Data entries:
########################################

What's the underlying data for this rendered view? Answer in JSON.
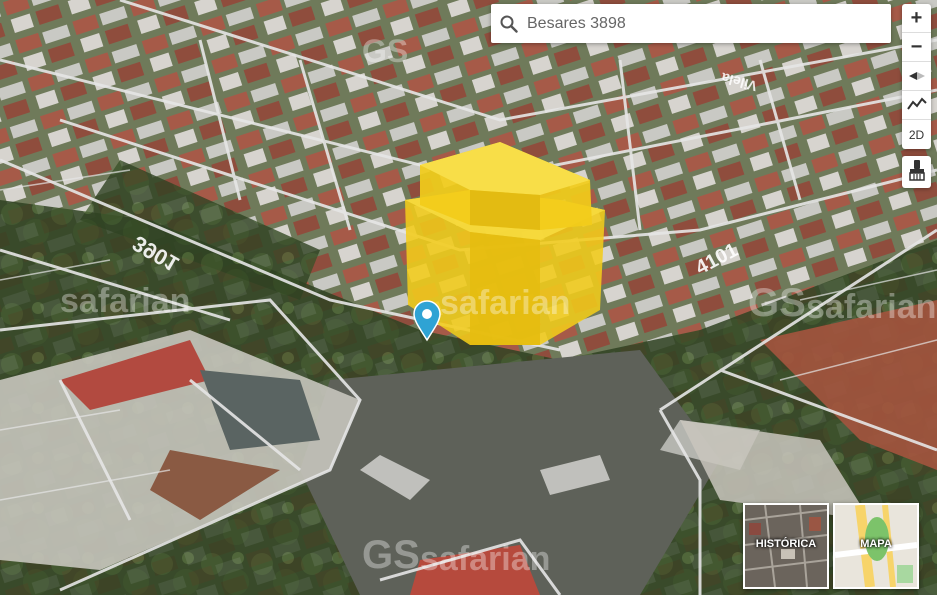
{
  "search": {
    "value": "Besares 3898",
    "icon": "search-icon"
  },
  "zoom": {
    "in_label": "+",
    "out_label": "−"
  },
  "controls": {
    "mode_label": "2D",
    "compass_icon": "compass-icon",
    "tilt_icon": "tilt-icon",
    "paint_icon": "paint-roller-icon"
  },
  "street_labels": {
    "left": "3901",
    "right": "4101",
    "top": "Vilela"
  },
  "watermark": {
    "text": "safarian",
    "logo": "GS"
  },
  "layers": {
    "historic_label": "HISTÓRICA",
    "map_label": "MAPA"
  },
  "colors": {
    "building": "#f2cc1a",
    "marker": "#2fa3d4",
    "lot_lines": "#e6e6e6"
  }
}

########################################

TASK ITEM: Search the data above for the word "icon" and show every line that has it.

RESPONSE:
    "icon": "search-icon"
    "compass_icon": "compass-icon",
    "tilt_icon": "tilt-icon",
    "paint_icon": "paint-roller-icon"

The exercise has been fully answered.